STUDY MATERIAL —
::::
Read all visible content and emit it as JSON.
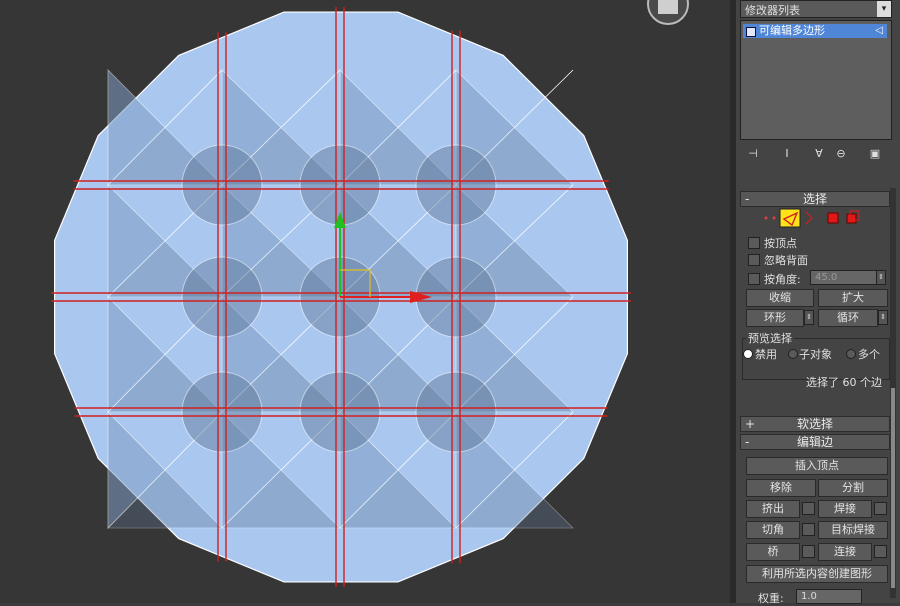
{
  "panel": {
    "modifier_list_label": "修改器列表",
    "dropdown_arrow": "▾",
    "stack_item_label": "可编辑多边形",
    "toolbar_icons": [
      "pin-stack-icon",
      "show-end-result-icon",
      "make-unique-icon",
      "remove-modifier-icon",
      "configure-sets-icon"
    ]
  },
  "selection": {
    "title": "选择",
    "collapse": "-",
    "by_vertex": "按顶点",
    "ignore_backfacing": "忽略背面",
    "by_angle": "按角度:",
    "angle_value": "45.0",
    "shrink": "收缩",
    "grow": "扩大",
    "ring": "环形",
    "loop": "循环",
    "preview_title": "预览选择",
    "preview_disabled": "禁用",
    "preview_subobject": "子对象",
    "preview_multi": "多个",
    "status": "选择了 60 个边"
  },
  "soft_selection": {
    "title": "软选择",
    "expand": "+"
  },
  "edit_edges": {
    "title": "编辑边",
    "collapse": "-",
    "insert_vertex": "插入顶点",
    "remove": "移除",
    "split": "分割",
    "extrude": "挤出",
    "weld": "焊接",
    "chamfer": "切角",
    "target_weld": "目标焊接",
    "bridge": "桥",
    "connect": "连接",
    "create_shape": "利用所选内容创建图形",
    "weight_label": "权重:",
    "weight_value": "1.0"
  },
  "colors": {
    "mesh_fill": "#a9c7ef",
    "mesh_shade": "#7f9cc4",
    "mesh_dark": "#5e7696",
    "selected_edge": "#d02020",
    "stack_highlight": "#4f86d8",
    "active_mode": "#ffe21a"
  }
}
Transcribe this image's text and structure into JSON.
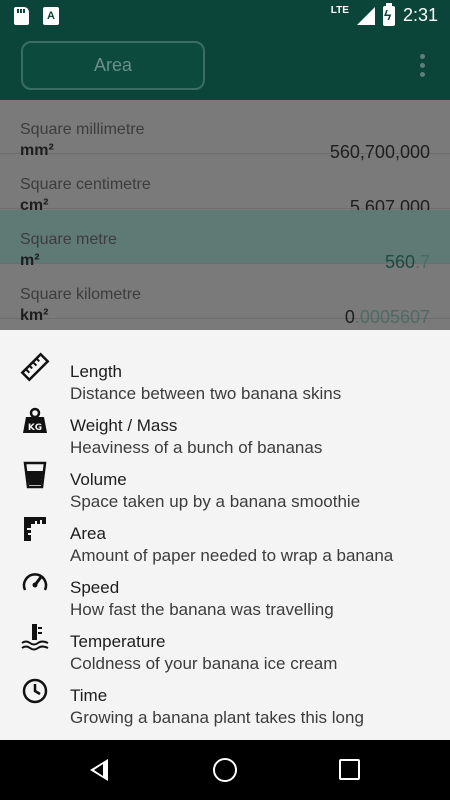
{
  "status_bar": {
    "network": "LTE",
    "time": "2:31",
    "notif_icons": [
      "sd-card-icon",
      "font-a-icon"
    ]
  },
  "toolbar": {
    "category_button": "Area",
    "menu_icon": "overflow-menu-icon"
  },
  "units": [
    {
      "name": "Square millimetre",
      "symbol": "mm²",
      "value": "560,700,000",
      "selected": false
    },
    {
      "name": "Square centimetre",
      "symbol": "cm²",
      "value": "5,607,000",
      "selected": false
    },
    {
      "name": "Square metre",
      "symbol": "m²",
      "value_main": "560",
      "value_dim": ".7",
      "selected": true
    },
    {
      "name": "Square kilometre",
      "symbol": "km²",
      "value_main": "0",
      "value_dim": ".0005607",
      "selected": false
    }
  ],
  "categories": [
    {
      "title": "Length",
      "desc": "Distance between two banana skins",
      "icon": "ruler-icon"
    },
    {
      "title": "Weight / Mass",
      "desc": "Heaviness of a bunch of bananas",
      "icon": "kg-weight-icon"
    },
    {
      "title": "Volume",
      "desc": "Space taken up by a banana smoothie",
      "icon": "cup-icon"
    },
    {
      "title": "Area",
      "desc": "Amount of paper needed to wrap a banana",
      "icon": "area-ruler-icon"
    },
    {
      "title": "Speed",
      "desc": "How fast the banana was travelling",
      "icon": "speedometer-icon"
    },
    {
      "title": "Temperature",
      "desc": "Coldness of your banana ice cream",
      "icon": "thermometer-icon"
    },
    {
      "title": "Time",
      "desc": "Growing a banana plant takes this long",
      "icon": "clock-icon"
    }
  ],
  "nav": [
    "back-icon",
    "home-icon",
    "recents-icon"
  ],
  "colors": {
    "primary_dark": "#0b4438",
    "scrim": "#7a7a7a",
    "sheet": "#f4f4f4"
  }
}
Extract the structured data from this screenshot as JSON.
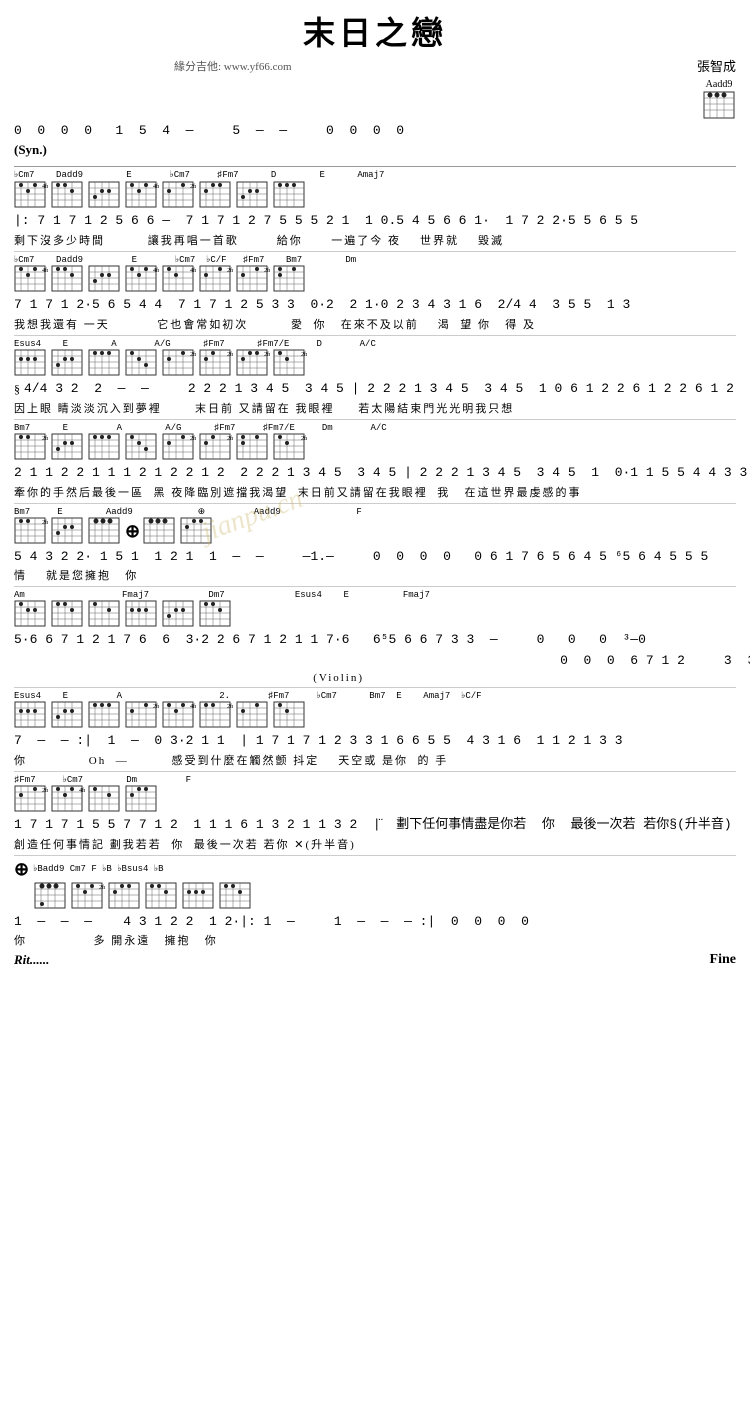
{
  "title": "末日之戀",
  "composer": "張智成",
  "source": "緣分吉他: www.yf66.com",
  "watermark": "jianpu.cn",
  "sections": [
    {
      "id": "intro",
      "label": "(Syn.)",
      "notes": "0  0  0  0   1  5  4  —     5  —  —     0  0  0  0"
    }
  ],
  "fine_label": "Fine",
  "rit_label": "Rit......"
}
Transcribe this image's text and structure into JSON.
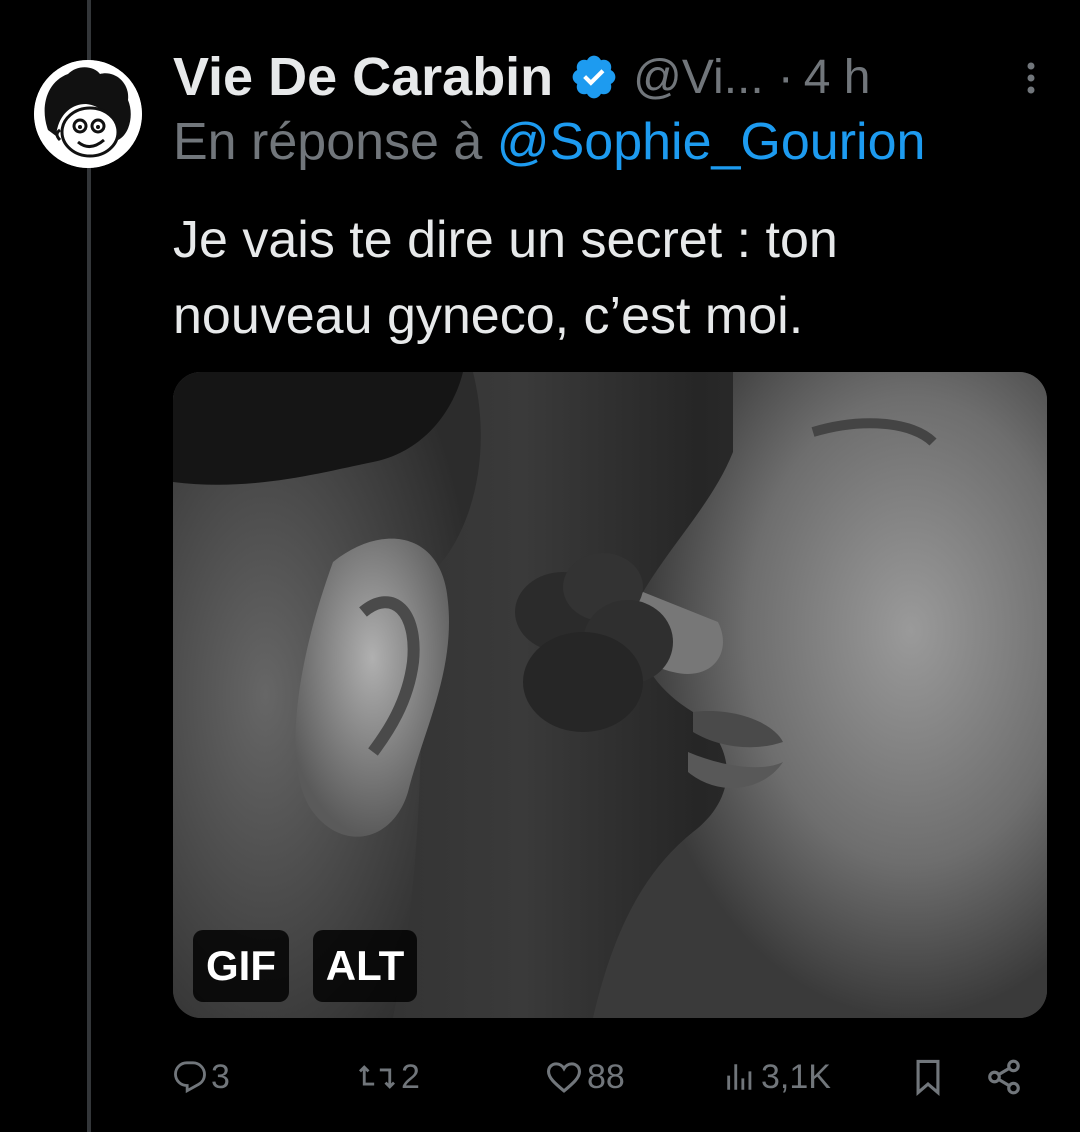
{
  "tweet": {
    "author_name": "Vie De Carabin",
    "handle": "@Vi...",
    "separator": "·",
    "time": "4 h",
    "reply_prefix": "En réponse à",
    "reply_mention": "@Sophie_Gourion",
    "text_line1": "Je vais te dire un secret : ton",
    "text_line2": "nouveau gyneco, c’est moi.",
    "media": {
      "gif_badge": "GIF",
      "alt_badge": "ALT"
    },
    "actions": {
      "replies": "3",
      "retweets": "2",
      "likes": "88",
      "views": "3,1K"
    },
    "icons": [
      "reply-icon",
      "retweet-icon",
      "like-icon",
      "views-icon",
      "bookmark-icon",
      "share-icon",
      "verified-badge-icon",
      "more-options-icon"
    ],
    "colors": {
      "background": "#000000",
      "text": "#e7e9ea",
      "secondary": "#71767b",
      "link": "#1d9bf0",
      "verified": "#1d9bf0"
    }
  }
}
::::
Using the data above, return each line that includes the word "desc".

      "desc": "Distance between two banana skins",
      "desc": "Heaviness of a bunch of bananas",
      "desc": "Space taken up by a banana smoothie",
      "desc": "Amount of paper needed to wrap a banana",
      "desc": "How fast the banana was travelling",
      "desc": "Coldness of your banana ice cream",
      "desc": "Growing a banana plant takes this long",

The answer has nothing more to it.